%%

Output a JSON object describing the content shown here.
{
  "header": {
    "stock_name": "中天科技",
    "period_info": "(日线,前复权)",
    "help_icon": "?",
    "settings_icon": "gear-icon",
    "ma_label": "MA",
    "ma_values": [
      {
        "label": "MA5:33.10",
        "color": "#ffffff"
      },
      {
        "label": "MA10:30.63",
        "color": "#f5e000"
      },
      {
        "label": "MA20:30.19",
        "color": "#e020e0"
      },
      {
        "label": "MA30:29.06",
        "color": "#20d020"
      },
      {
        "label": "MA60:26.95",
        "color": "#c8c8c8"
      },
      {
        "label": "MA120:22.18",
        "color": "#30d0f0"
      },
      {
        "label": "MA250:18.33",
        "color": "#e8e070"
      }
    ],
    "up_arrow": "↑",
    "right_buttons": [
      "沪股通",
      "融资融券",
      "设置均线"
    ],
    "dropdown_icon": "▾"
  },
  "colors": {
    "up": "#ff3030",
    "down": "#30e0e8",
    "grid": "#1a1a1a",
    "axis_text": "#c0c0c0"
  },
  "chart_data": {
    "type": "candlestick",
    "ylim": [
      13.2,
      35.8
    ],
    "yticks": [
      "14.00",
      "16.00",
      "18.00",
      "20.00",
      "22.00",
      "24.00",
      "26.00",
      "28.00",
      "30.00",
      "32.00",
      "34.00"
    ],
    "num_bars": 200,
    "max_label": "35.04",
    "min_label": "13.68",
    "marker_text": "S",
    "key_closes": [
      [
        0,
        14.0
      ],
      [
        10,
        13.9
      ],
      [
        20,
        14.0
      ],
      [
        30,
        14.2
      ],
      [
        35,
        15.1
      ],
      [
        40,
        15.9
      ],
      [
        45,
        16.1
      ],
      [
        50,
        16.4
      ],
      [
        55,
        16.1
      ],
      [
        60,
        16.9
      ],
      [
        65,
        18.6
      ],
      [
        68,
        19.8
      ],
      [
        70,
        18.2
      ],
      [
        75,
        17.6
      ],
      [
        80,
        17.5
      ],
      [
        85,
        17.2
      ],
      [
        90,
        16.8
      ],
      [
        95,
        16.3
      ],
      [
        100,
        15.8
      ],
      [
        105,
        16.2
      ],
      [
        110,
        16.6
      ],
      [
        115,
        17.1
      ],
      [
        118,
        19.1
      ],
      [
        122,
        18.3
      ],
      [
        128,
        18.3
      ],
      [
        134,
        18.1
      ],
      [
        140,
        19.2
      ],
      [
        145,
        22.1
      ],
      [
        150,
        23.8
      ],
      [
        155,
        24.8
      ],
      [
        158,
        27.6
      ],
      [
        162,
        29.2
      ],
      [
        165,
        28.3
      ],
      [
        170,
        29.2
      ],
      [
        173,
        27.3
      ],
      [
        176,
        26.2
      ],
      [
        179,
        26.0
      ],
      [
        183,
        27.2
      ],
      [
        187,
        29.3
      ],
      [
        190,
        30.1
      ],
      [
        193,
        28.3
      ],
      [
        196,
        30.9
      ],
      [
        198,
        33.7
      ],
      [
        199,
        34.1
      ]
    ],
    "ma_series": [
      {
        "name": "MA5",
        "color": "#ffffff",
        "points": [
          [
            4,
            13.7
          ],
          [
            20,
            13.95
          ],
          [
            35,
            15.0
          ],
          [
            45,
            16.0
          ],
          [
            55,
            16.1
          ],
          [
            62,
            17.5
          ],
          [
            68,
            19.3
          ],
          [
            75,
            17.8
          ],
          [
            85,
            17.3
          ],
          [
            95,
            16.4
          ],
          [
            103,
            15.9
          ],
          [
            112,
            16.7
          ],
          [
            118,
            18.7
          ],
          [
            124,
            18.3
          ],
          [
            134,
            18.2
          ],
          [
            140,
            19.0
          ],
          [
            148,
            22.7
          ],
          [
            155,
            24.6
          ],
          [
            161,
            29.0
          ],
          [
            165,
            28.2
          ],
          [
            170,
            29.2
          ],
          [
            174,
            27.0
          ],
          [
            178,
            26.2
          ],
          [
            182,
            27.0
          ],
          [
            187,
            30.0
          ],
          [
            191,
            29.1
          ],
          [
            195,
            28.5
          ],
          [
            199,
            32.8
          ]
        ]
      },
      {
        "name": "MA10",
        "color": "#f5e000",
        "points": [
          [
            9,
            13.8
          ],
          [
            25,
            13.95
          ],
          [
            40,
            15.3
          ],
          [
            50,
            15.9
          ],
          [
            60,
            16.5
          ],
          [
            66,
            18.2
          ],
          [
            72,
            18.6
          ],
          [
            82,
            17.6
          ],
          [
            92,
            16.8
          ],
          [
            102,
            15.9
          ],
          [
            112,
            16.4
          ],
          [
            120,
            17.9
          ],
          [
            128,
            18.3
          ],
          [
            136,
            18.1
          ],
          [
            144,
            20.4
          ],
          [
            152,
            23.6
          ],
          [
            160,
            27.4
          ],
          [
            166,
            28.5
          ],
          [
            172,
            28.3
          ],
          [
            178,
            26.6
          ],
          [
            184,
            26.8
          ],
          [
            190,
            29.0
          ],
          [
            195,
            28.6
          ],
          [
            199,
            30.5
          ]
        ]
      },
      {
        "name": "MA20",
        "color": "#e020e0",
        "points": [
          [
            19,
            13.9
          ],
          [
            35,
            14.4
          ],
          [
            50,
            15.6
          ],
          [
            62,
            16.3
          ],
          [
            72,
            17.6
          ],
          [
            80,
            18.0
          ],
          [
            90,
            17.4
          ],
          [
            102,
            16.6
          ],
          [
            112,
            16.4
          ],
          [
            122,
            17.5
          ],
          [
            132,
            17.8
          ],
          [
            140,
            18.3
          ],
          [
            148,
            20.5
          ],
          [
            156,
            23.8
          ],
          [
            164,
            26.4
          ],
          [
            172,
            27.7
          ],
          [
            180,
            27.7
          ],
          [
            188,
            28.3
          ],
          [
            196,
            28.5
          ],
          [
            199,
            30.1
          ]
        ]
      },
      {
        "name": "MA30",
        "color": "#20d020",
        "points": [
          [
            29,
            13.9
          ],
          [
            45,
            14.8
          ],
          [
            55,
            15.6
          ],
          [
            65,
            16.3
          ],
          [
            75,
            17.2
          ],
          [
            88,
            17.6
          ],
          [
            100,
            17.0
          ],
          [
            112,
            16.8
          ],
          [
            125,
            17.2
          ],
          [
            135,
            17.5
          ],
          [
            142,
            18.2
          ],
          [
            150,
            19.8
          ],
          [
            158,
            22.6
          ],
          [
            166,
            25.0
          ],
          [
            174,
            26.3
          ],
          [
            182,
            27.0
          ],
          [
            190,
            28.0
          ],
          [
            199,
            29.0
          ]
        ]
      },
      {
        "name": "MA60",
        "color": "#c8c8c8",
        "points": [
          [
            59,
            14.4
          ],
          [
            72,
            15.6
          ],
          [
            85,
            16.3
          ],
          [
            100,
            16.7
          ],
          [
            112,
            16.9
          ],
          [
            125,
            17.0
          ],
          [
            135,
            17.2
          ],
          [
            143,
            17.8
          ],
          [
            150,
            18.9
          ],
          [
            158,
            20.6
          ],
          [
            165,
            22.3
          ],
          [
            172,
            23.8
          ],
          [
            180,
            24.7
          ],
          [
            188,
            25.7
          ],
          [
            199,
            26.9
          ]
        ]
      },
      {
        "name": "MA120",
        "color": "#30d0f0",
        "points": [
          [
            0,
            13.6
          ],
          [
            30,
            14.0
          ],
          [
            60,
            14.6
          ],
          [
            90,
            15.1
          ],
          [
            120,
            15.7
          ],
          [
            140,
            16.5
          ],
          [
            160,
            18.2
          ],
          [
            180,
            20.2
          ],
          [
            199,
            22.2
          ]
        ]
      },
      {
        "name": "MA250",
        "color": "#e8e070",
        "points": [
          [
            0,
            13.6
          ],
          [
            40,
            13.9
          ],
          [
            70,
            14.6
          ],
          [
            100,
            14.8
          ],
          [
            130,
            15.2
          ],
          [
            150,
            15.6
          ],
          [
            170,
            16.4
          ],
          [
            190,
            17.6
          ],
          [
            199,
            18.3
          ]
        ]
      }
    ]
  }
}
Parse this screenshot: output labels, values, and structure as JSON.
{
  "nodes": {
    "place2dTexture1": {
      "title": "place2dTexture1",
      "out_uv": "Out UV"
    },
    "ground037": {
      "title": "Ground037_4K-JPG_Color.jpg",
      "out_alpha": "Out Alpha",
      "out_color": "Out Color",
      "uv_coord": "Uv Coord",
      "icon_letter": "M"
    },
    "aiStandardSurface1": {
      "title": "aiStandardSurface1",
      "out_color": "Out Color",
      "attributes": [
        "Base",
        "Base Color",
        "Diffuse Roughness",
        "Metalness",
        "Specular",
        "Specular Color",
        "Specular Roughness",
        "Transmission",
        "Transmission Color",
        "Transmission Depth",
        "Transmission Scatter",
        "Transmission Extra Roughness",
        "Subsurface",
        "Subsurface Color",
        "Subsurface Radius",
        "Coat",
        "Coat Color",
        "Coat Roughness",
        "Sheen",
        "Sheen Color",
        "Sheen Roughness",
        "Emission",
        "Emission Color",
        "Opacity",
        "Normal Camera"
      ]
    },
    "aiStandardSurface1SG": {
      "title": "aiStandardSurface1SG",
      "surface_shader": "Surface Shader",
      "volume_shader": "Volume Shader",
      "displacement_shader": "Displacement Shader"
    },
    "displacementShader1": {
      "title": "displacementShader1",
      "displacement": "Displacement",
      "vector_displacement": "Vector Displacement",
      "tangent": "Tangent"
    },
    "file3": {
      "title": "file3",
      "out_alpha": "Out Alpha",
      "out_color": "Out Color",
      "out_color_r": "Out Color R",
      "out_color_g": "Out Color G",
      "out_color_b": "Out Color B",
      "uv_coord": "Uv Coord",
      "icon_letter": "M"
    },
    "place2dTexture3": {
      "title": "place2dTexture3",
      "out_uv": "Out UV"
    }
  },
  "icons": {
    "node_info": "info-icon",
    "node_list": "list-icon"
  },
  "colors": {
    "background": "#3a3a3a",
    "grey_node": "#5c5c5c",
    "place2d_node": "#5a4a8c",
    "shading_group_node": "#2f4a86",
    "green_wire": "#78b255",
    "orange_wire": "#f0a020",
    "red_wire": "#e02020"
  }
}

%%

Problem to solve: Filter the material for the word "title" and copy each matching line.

Task response:
      "title": "place2dTexture1",
      "title": "Ground037_4K-JPG_Color.jpg",
      "title": "aiStandardSurface1",
      "title": "aiStandardSurface1SG",
      "title": "displacementShader1",
      "title": "file3",
      "title": "place2dTexture3",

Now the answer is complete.